In the news and in our daily lives, global interactions are the norm. We buy foreign-made goods, travel to remote corners of the world, and experience the effects of other countries' economic policies. Yet behind frequent contact with the international environment there are many vexing questions, as well as unrecognized opportunities. Why are there still so many poor people? Why are financial crises contagious? How is the global economy governed? This course will help answer this kind of questions by providing a unifying and coherent framework to guide students to think independently about the global economy. Students also will be introduced to current political economy arguments about globalization, economic systems, and development, and learn how to use evidence and reason to scrutinize these arguments.

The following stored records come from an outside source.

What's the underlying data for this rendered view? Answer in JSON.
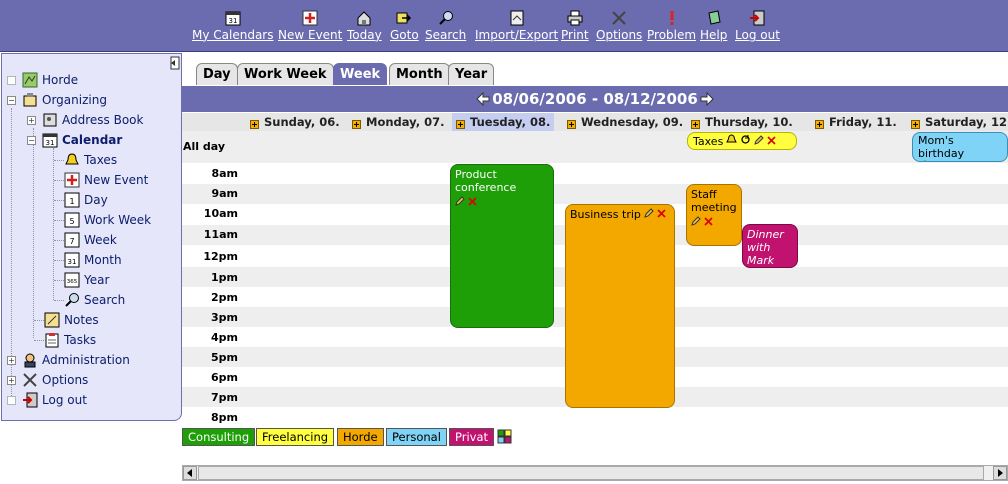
{
  "toolbar": {
    "items": [
      {
        "label": "My Calendars",
        "icon": "calendar-icon"
      },
      {
        "label": "New Event",
        "icon": "new-event-icon"
      },
      {
        "label": "Today",
        "icon": "home-icon"
      },
      {
        "label": "Goto",
        "icon": "goto-icon"
      },
      {
        "label": "Search",
        "icon": "search-icon"
      },
      {
        "label": "Import/Export",
        "icon": "import-export-icon"
      },
      {
        "label": "Print",
        "icon": "print-icon"
      },
      {
        "label": "Options",
        "icon": "options-icon"
      },
      {
        "label": "Problem",
        "icon": "problem-icon"
      },
      {
        "label": "Help",
        "icon": "help-icon"
      },
      {
        "label": "Log out",
        "icon": "logout-icon"
      }
    ]
  },
  "sidebar": {
    "items": [
      {
        "label": "Horde",
        "icon": "horde-icon"
      },
      {
        "label": "Organizing",
        "icon": "organizing-icon"
      },
      {
        "label": "Address Book",
        "icon": "address-book-icon"
      },
      {
        "label": "Calendar",
        "icon": "calendar-icon"
      },
      {
        "label": "Taxes",
        "icon": "bell-icon"
      },
      {
        "label": "New Event",
        "icon": "new-event-icon"
      },
      {
        "label": "Day",
        "icon": "day-icon",
        "badge": "1"
      },
      {
        "label": "Work Week",
        "icon": "work-week-icon",
        "badge": "5"
      },
      {
        "label": "Week",
        "icon": "week-icon",
        "badge": "7"
      },
      {
        "label": "Month",
        "icon": "month-icon",
        "badge": "31"
      },
      {
        "label": "Year",
        "icon": "year-icon",
        "badge": "365"
      },
      {
        "label": "Search",
        "icon": "search-icon"
      },
      {
        "label": "Notes",
        "icon": "notes-icon"
      },
      {
        "label": "Tasks",
        "icon": "tasks-icon"
      },
      {
        "label": "Administration",
        "icon": "administration-icon"
      },
      {
        "label": "Options",
        "icon": "options-icon"
      },
      {
        "label": "Log out",
        "icon": "logout-icon"
      }
    ]
  },
  "tabs": [
    "Day",
    "Work Week",
    "Week",
    "Month",
    "Year"
  ],
  "active_tab": "Week",
  "date_range": "08/06/2006 - 08/12/2006",
  "days": [
    "Sunday, 06.",
    "Monday, 07.",
    "Tuesday, 08.",
    "Wednesday, 09.",
    "Thursday, 10.",
    "Friday, 11.",
    "Saturday, 12."
  ],
  "today_index": 2,
  "allday_label": "All day",
  "hours": [
    "8am",
    "9am",
    "10am",
    "11am",
    "12pm",
    "1pm",
    "2pm",
    "3pm",
    "4pm",
    "5pm",
    "6pm",
    "7pm",
    "8pm"
  ],
  "events": {
    "product_conference": "Product conference",
    "business_trip": "Business trip",
    "staff_meeting": "Staff meeting",
    "dinner": "Dinner with Mark",
    "taxes": "Taxes",
    "birthday": "Mom's birthday"
  },
  "legend": [
    {
      "label": "Consulting",
      "color": "#1e9e07"
    },
    {
      "label": "Freelancing",
      "color": "#ffff40"
    },
    {
      "label": "Horde",
      "color": "#f3a800"
    },
    {
      "label": "Personal",
      "color": "#7fd3f7"
    },
    {
      "label": "Privat",
      "color": "#c0126e"
    }
  ],
  "colors": {
    "header": "#6b6bb0",
    "sidebar_bg": "#e6e6fa",
    "today_highlight": "#c5cdf0"
  }
}
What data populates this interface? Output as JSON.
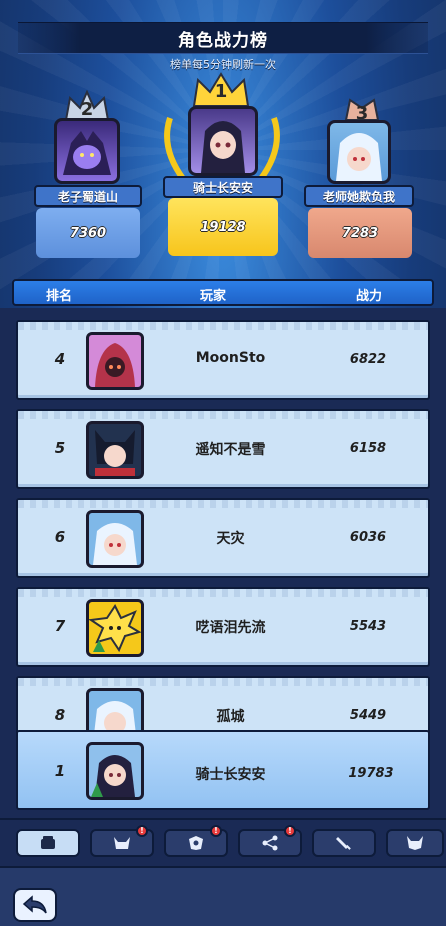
{
  "header": {
    "title": "角色战力榜",
    "subtitle": "榜单每5分钟刷新一次"
  },
  "podium": [
    {
      "rank": "2",
      "name": "老子蜀道山",
      "power": "7360"
    },
    {
      "rank": "1",
      "name": "骑士长安安",
      "power": "19128"
    },
    {
      "rank": "3",
      "name": "老师她欺负我",
      "power": "7283"
    }
  ],
  "columns": {
    "rank": "排名",
    "player": "玩家",
    "power": "战力"
  },
  "rows": [
    {
      "rank": "4",
      "name": "MoonSto",
      "power": "6822"
    },
    {
      "rank": "5",
      "name": "遥知不是雪",
      "power": "6158"
    },
    {
      "rank": "6",
      "name": "天灾",
      "power": "6036"
    },
    {
      "rank": "7",
      "name": "呓语泪先流",
      "power": "5543"
    },
    {
      "rank": "8",
      "name": "孤城",
      "power": "5449"
    }
  ],
  "self": {
    "rank": "1",
    "name": "骑士长安安",
    "power": "19783"
  },
  "tabs": [
    {
      "icon": "fist-icon",
      "active": true,
      "badge": false
    },
    {
      "icon": "horned-helmet-icon",
      "active": false,
      "badge": true
    },
    {
      "icon": "gem-shield-icon",
      "active": false,
      "badge": true
    },
    {
      "icon": "nodes-icon",
      "active": false,
      "badge": true
    },
    {
      "icon": "sword-icon",
      "active": false,
      "badge": false
    },
    {
      "icon": "demon-mask-icon",
      "active": false,
      "badge": false
    }
  ],
  "colors": {
    "first": "#f7c51c",
    "second": "#5d90dc",
    "third": "#d8886e",
    "header_blue": "#1f63c8",
    "row_bg": "#cde3f7"
  }
}
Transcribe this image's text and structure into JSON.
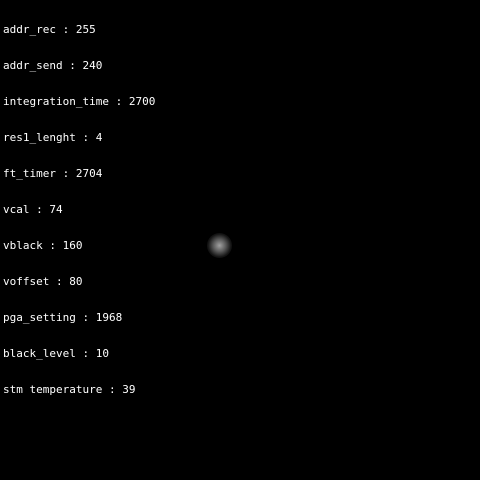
{
  "overlay": {
    "lines": [
      {
        "key": "addr_rec",
        "value": "255"
      },
      {
        "key": "addr_send",
        "value": "240"
      },
      {
        "key": "integration_time",
        "value": "2700"
      },
      {
        "key": "res1_lenght",
        "value": "4"
      },
      {
        "key": "ft_timer",
        "value": "2704"
      },
      {
        "key": "vcal",
        "value": "74"
      },
      {
        "key": "vblack",
        "value": "160"
      },
      {
        "key": "voffset",
        "value": "80"
      },
      {
        "key": "pga_setting",
        "value": "1968"
      },
      {
        "key": "black_level",
        "value": "10"
      },
      {
        "key": "stm temperature",
        "value": "39"
      }
    ],
    "separator": " : "
  },
  "colors": {
    "background": "#000000",
    "text": "#ffffff",
    "blob": "#bebebe"
  }
}
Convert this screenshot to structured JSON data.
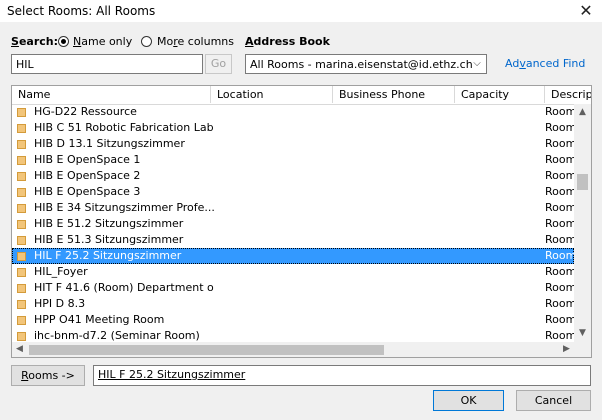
{
  "window": {
    "title": "Select Rooms: All Rooms",
    "close_glyph": "✕"
  },
  "search": {
    "label": "Search:",
    "options": [
      {
        "label": "Name only",
        "selected": true
      },
      {
        "label": "More columns",
        "selected": false
      }
    ],
    "value": "HIL",
    "go_label": "Go"
  },
  "address_book": {
    "label": "Address Book",
    "selected": "All Rooms - marina.eisenstat@id.ethz.ch",
    "chevron": "⌵"
  },
  "advanced_find": "Advanced Find",
  "columns": [
    "Name",
    "Location",
    "Business Phone",
    "Capacity",
    "Descrip"
  ],
  "rows": [
    {
      "name": "HG-D22  Ressource",
      "desc": "Room",
      "selected": false
    },
    {
      "name": "HIB C 51  Robotic Fabrication Lab",
      "desc": "Room",
      "selected": false
    },
    {
      "name": "HIB D 13.1  Sitzungszimmer",
      "desc": "Room",
      "selected": false
    },
    {
      "name": "HIB E  OpenSpace 1",
      "desc": "Room",
      "selected": false
    },
    {
      "name": "HIB E  OpenSpace 2",
      "desc": "Room",
      "selected": false
    },
    {
      "name": "HIB E  OpenSpace 3",
      "desc": "Room",
      "selected": false
    },
    {
      "name": "HIB E 34  Sitzungszimmer Profe...",
      "desc": "Room",
      "selected": false
    },
    {
      "name": "HIB E 51.2  Sitzungszimmer",
      "desc": "Room",
      "selected": false
    },
    {
      "name": "HIB E 51.3  Sitzungszimmer",
      "desc": "Room",
      "selected": false
    },
    {
      "name": "HIL F 25.2 Sitzungszimmer",
      "desc": "Room",
      "selected": true
    },
    {
      "name": "HIL_Foyer",
      "desc": "Room",
      "selected": false
    },
    {
      "name": "HIT F 41.6 (Room) Department o...",
      "desc": "Room",
      "selected": false
    },
    {
      "name": "HPI D 8.3",
      "desc": "Room",
      "selected": false
    },
    {
      "name": "HPP O41 Meeting Room",
      "desc": "Room",
      "selected": false
    },
    {
      "name": "ihc-bnm-d7.2 (Seminar Room)",
      "desc": "Room",
      "selected": false
    }
  ],
  "scroll": {
    "up": "▲",
    "down": "▼",
    "left": "◀",
    "right": "▶"
  },
  "rooms_button": "Rooms ->",
  "rooms_value": "HIL F 25.2 Sitzungszimmer",
  "ok_label": "OK",
  "cancel_label": "Cancel"
}
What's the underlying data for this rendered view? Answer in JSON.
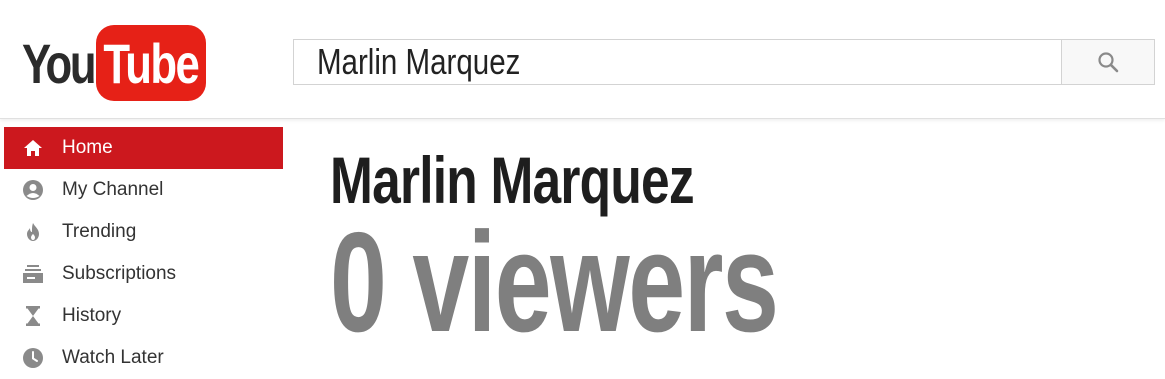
{
  "logo": {
    "you": "You",
    "tube": "Tube"
  },
  "search": {
    "value": "Marlin Marquez",
    "icon": "search-icon"
  },
  "sidebar": {
    "items": [
      {
        "label": "Home",
        "icon": "home-icon",
        "active": true
      },
      {
        "label": "My Channel",
        "icon": "account-icon",
        "active": false
      },
      {
        "label": "Trending",
        "icon": "flame-icon",
        "active": false
      },
      {
        "label": "Subscriptions",
        "icon": "subscriptions-icon",
        "active": false
      },
      {
        "label": "History",
        "icon": "hourglass-icon",
        "active": false
      },
      {
        "label": "Watch Later",
        "icon": "clock-icon",
        "active": false
      }
    ]
  },
  "main": {
    "channel_name": "Marlin Marquez",
    "viewers_text": "0 viewers"
  },
  "colors": {
    "brand_red": "#e62117",
    "active_red": "#cc181e",
    "icon_gray": "#8a8a8a",
    "viewers_gray": "#7f7f7f"
  }
}
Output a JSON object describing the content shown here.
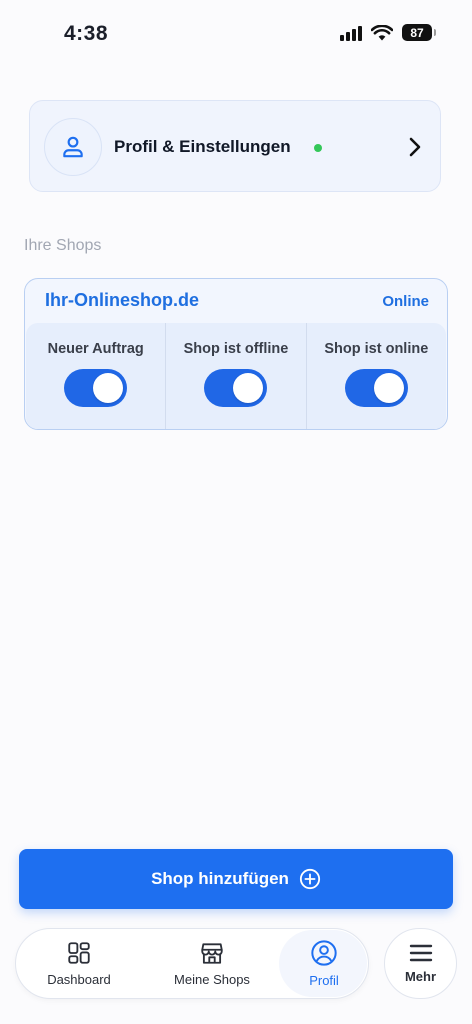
{
  "status_bar": {
    "time": "4:38",
    "battery": "87"
  },
  "profile": {
    "title": "Profil & Einstellungen",
    "status_color": "#34c759"
  },
  "shops_section": {
    "label": "Ihre Shops"
  },
  "shop": {
    "name": "Ihr-Onlineshop.de",
    "status": "Online",
    "toggles": [
      {
        "label": "Neuer Auftrag",
        "on": true
      },
      {
        "label": "Shop ist offline",
        "on": true
      },
      {
        "label": "Shop ist online",
        "on": true
      }
    ]
  },
  "actions": {
    "add_shop_label": "Shop hinzufügen"
  },
  "bottom_nav": {
    "items": [
      {
        "label": "Dashboard",
        "icon": "dashboard-icon",
        "active": false
      },
      {
        "label": "Meine Shops",
        "icon": "store-icon",
        "active": false
      },
      {
        "label": "Profil",
        "icon": "profile-icon",
        "active": true
      }
    ],
    "more_label": "Mehr"
  },
  "colors": {
    "accent": "#1e6ff0",
    "toggle_on": "#2067e6",
    "online": "#34c759"
  }
}
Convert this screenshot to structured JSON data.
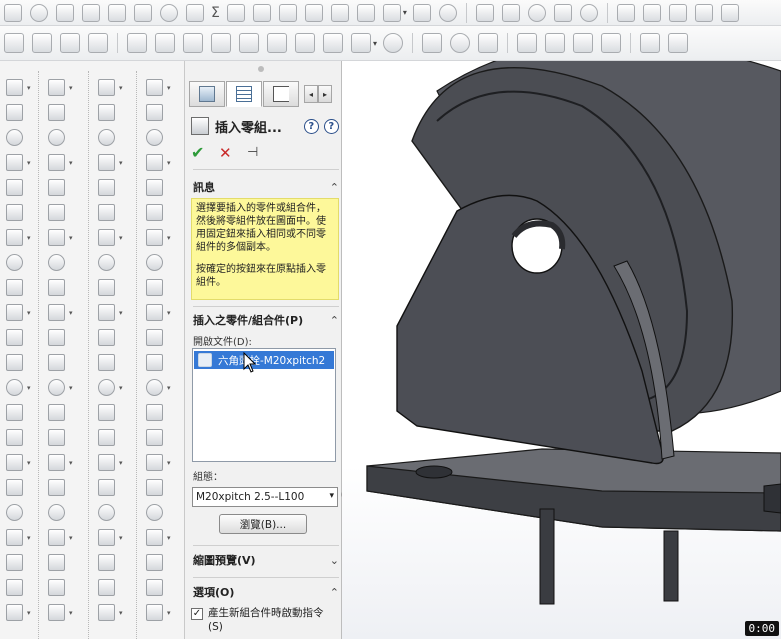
{
  "panel": {
    "title": "插入零組...",
    "tabs": [
      "property-manager-tab",
      "feature-tree-tab",
      "configuration-tab"
    ],
    "sections": {
      "message": {
        "title": "訊息",
        "paragraph1": "選擇要插入的零件或組合件，然後將零組件放在圖面中。使用固定鈕來插入相同或不同零組件的多個副本。",
        "paragraph2": "按確定的按鈕來在原點插入零組件。"
      },
      "insert": {
        "title": "插入之零件/組合件(P)",
        "open_docs_label": "開啟文件(D):",
        "open_docs": [
          "六角頭栓-M20xpitch2"
        ],
        "config_label": "組態：",
        "config_value": "M20xpitch 2.5--L100",
        "browse_label": "瀏覽(B)..."
      },
      "thumbnail": {
        "title": "縮圖預覽(V)"
      },
      "options": {
        "title": "選項(O)",
        "checkbox_label": "產生新組合件時啟動指令(S)",
        "checkbox_checked": true,
        "check_mark": "✓"
      }
    },
    "actions": {
      "ok_glyph": "✔",
      "cancel_glyph": "✕",
      "pin_glyph": "⊣"
    },
    "help_glyphs": [
      "?",
      "?"
    ],
    "chevron_up": "⌃",
    "chevron_down": "⌄",
    "tab_scroll_left": "◂",
    "tab_scroll_right": "▸"
  },
  "timer": "0:00",
  "colors": {
    "message_bg": "#fdf89a",
    "selection_bg": "#3579d6",
    "model_face": "#55575d",
    "model_edge": "#1a1a1a",
    "ok_green": "#2e9b3a",
    "cancel_red": "#c92a2a"
  },
  "toolbar_glyphs": {
    "sum": "Σ",
    "drop": "▾"
  }
}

International Relations and The Global EconomySocial Science
at the time of application
on the first day of session